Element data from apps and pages
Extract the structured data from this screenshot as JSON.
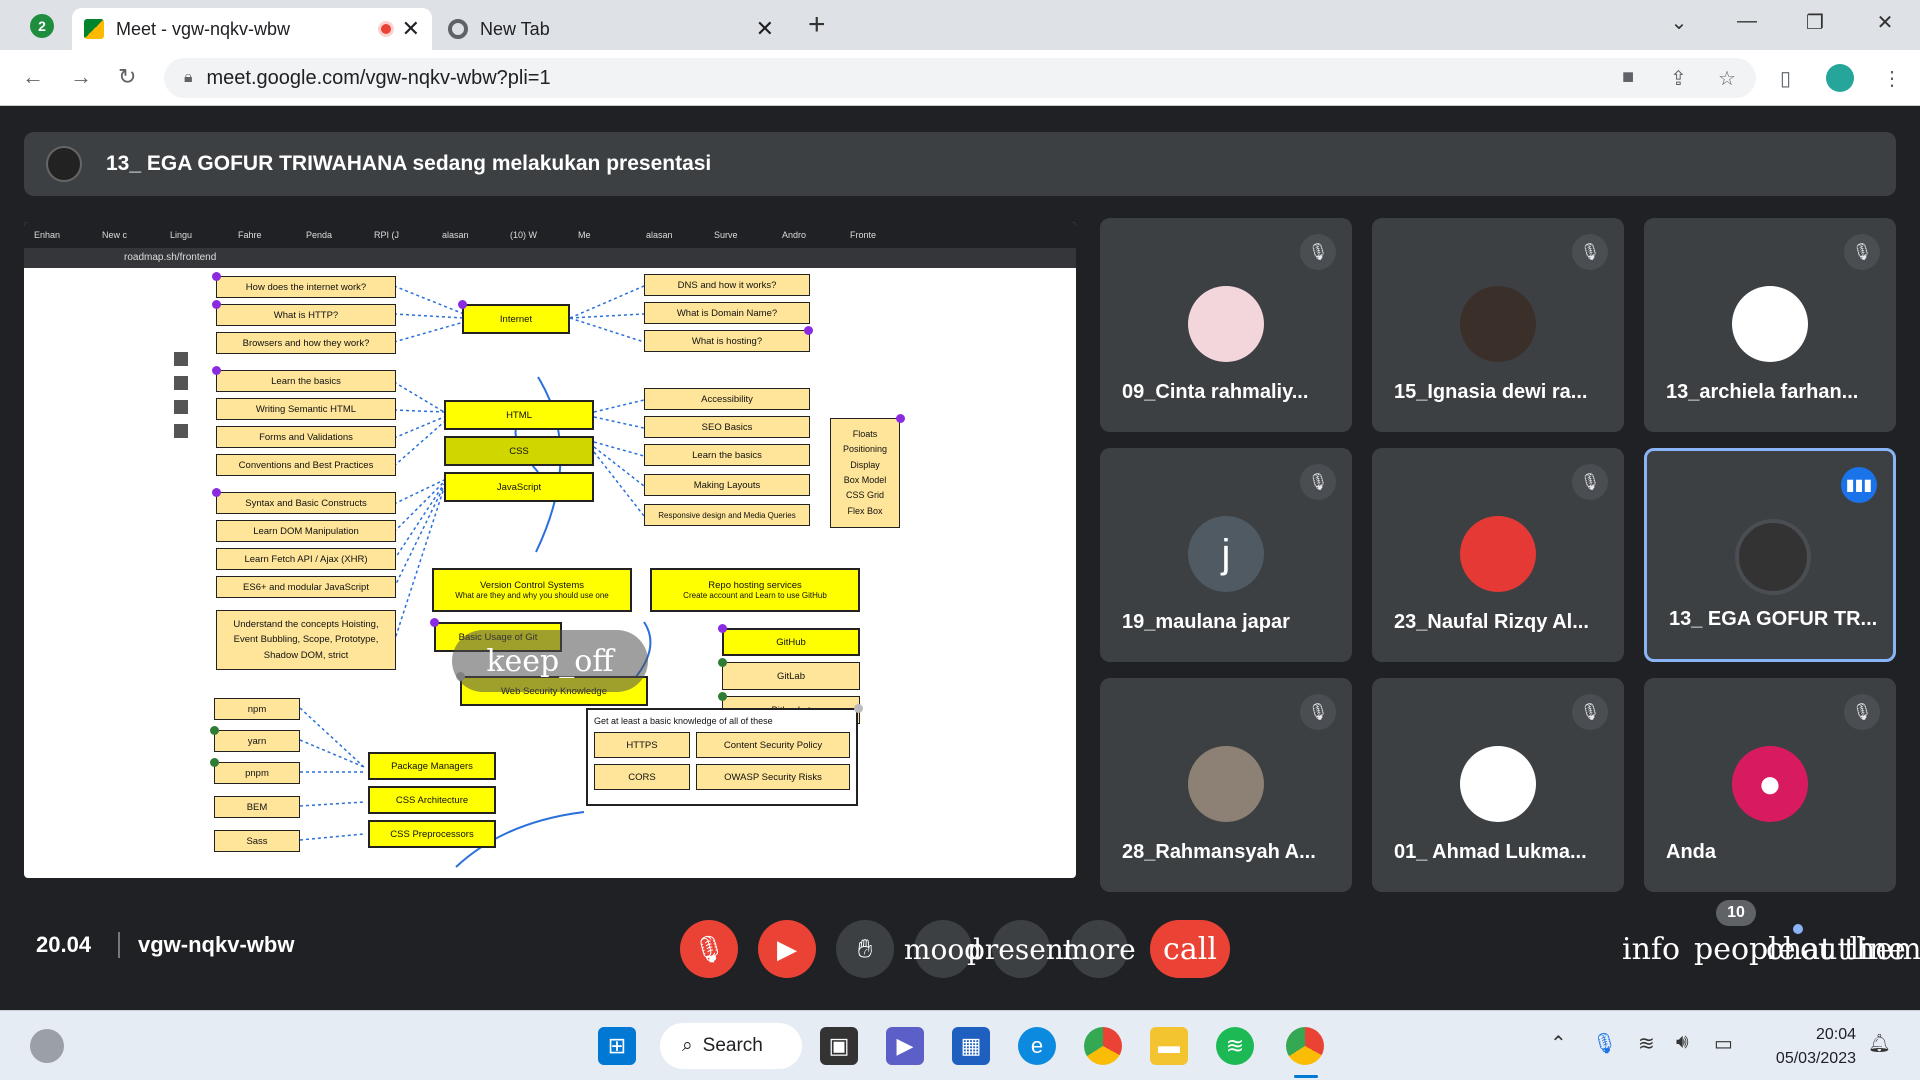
{
  "browser": {
    "tabs": [
      {
        "title": "Meet - vgw-nqkv-wbw",
        "recording": true
      },
      {
        "title": "New Tab"
      }
    ],
    "profile_badge": "2",
    "url": "meet.google.com/vgw-nqkv-wbw?pli=1"
  },
  "meet": {
    "banner": "13_ EGA GOFUR TRIWAHANA sedang melakukan presentasi",
    "presentation": {
      "url": "roadmap.sh/frontend",
      "tab_labels": [
        "Enhan",
        "New c",
        "Lingu",
        "Fahre",
        "Penda",
        "RPI (J",
        "alasan",
        "(10) W",
        "Me",
        "alasan",
        "Surve",
        "Andro",
        "Fronte"
      ],
      "nodes": {
        "internet": "Internet",
        "html": "HTML",
        "css": "CSS",
        "javascript": "JavaScript",
        "vcs_title": "Version Control Systems",
        "vcs_sub": "What are they and why you should use one",
        "repo_title": "Repo hosting services",
        "repo_sub": "Create account and Learn to use GitHub",
        "basic_git": "Basic Usage of Git",
        "github": "GitHub",
        "gitlab": "GitLab",
        "bitbucket": "Bitbucket",
        "web_security": "Web Security Knowledge",
        "package_managers": "Package Managers",
        "css_architecture": "CSS Architecture",
        "css_preprocessors": "CSS Preprocessors",
        "left_items": [
          "How does the internet work?",
          "What is HTTP?",
          "Browsers and how they work?",
          "Learn the basics",
          "Writing Semantic HTML",
          "Forms and Validations",
          "Conventions and Best Practices",
          "Syntax and Basic Constructs",
          "Learn DOM Manipulation",
          "Learn Fetch API / Ajax (XHR)",
          "ES6+ and modular JavaScript"
        ],
        "concepts": "Understand the concepts Hoisting, Event Bubbling, Scope, Prototype, Shadow DOM, strict",
        "right_items": [
          "DNS and how it works?",
          "What is Domain Name?",
          "What is hosting?",
          "Accessibility",
          "SEO Basics",
          "Learn the basics",
          "Making Layouts",
          "Responsive design and Media Queries"
        ],
        "layout_list": [
          "Floats",
          "Positioning",
          "Display",
          "Box Model",
          "CSS Grid",
          "Flex Box"
        ],
        "pm_items": [
          "npm",
          "yarn",
          "pnpm",
          "BEM",
          "Sass"
        ],
        "security_note": "Get at least a basic knowledge of all of these",
        "security_items": [
          "HTTPS",
          "Content Security Policy",
          "CORS",
          "OWASP Security Risks"
        ]
      },
      "overlay_label": "keep_off"
    },
    "participants": [
      {
        "name": "09_Cinta rahmaliy...",
        "muted": true
      },
      {
        "name": "15_Ignasia dewi ra...",
        "muted": true
      },
      {
        "name": "13_archiela farhan...",
        "muted": true
      },
      {
        "name": "19_maulana japar",
        "muted": true,
        "initial": "j"
      },
      {
        "name": "23_Naufal Rizqy Al...",
        "muted": true
      },
      {
        "name": "13_ EGA GOFUR TR...",
        "muted": false,
        "speaking": true
      },
      {
        "name": "28_Rahmansyah A...",
        "muted": true
      },
      {
        "name": "01_ Ahmad Lukma...",
        "muted": true
      },
      {
        "name": "Anda",
        "muted": true
      }
    ],
    "time": "20.04",
    "meeting_code": "vgw-nqkv-wbw",
    "controls": {
      "mood": "mood",
      "present": "present",
      "more": "more",
      "call": "call"
    },
    "right_controls": {
      "info": "info",
      "people": "people",
      "chat": "chat",
      "outline": "outline",
      "theme": "theme"
    },
    "people_count": "10"
  },
  "taskbar": {
    "search_label": "Search",
    "time": "20:04",
    "date": "05/03/2023"
  }
}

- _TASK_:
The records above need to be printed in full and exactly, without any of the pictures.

- _WRITTEN SOLUTION_:
Extract the structured data from this screenshot as JSON.
{
  "browser": {
    "tabs": [
      {
        "title": "Meet - vgw-nqkv-wbw",
        "recording": true
      },
      {
        "title": "New Tab"
      }
    ],
    "profile_badge": "2",
    "url": "meet.google.com/vgw-nqkv-wbw?pli=1"
  },
  "meet": {
    "banner": "13_ EGA GOFUR TRIWAHANA sedang melakukan presentasi",
    "presentation": {
      "url": "roadmap.sh/frontend",
      "tab_labels": [
        "Enhan",
        "New c",
        "Lingu",
        "Fahre",
        "Penda",
        "RPI (J",
        "alasan",
        "(10) W",
        "Me",
        "alasan",
        "Surve",
        "Andro",
        "Fronte"
      ],
      "nodes": {
        "internet": "Internet",
        "html": "HTML",
        "css": "CSS",
        "javascript": "JavaScript",
        "vcs_title": "Version Control Systems",
        "vcs_sub": "What are they and why you should use one",
        "repo_title": "Repo hosting services",
        "repo_sub": "Create account and Learn to use GitHub",
        "basic_git": "Basic Usage of Git",
        "github": "GitHub",
        "gitlab": "GitLab",
        "bitbucket": "Bitbucket",
        "web_security": "Web Security Knowledge",
        "package_managers": "Package Managers",
        "css_architecture": "CSS Architecture",
        "css_preprocessors": "CSS Preprocessors",
        "left_items": [
          "How does the internet work?",
          "What is HTTP?",
          "Browsers and how they work?",
          "Learn the basics",
          "Writing Semantic HTML",
          "Forms and Validations",
          "Conventions and Best Practices",
          "Syntax and Basic Constructs",
          "Learn DOM Manipulation",
          "Learn Fetch API / Ajax (XHR)",
          "ES6+ and modular JavaScript"
        ],
        "concepts": "Understand the concepts Hoisting, Event Bubbling, Scope, Prototype, Shadow DOM, strict",
        "right_items": [
          "DNS and how it works?",
          "What is Domain Name?",
          "What is hosting?",
          "Accessibility",
          "SEO Basics",
          "Learn the basics",
          "Making Layouts",
          "Responsive design and Media Queries"
        ],
        "layout_list": [
          "Floats",
          "Positioning",
          "Display",
          "Box Model",
          "CSS Grid",
          "Flex Box"
        ],
        "pm_items": [
          "npm",
          "yarn",
          "pnpm",
          "BEM",
          "Sass"
        ],
        "security_note": "Get at least a basic knowledge of all of these",
        "security_items": [
          "HTTPS",
          "Content Security Policy",
          "CORS",
          "OWASP Security Risks"
        ]
      },
      "overlay_label": "keep_off"
    },
    "participants": [
      {
        "name": "09_Cinta rahmaliy...",
        "muted": true
      },
      {
        "name": "15_Ignasia dewi ra...",
        "muted": true
      },
      {
        "name": "13_archiela farhan...",
        "muted": true
      },
      {
        "name": "19_maulana japar",
        "muted": true,
        "initial": "j"
      },
      {
        "name": "23_Naufal Rizqy Al...",
        "muted": true
      },
      {
        "name": "13_ EGA GOFUR TR...",
        "muted": false,
        "speaking": true
      },
      {
        "name": "28_Rahmansyah A...",
        "muted": true
      },
      {
        "name": "01_ Ahmad Lukma...",
        "muted": true
      },
      {
        "name": "Anda",
        "muted": true
      }
    ],
    "time": "20.04",
    "meeting_code": "vgw-nqkv-wbw",
    "controls": {
      "mood": "mood",
      "present": "present",
      "more": "more",
      "call": "call"
    },
    "right_controls": {
      "info": "info",
      "people": "people",
      "chat": "chat",
      "outline": "outline",
      "theme": "theme"
    },
    "people_count": "10"
  },
  "taskbar": {
    "search_label": "Search",
    "time": "20:04",
    "date": "05/03/2023"
  }
}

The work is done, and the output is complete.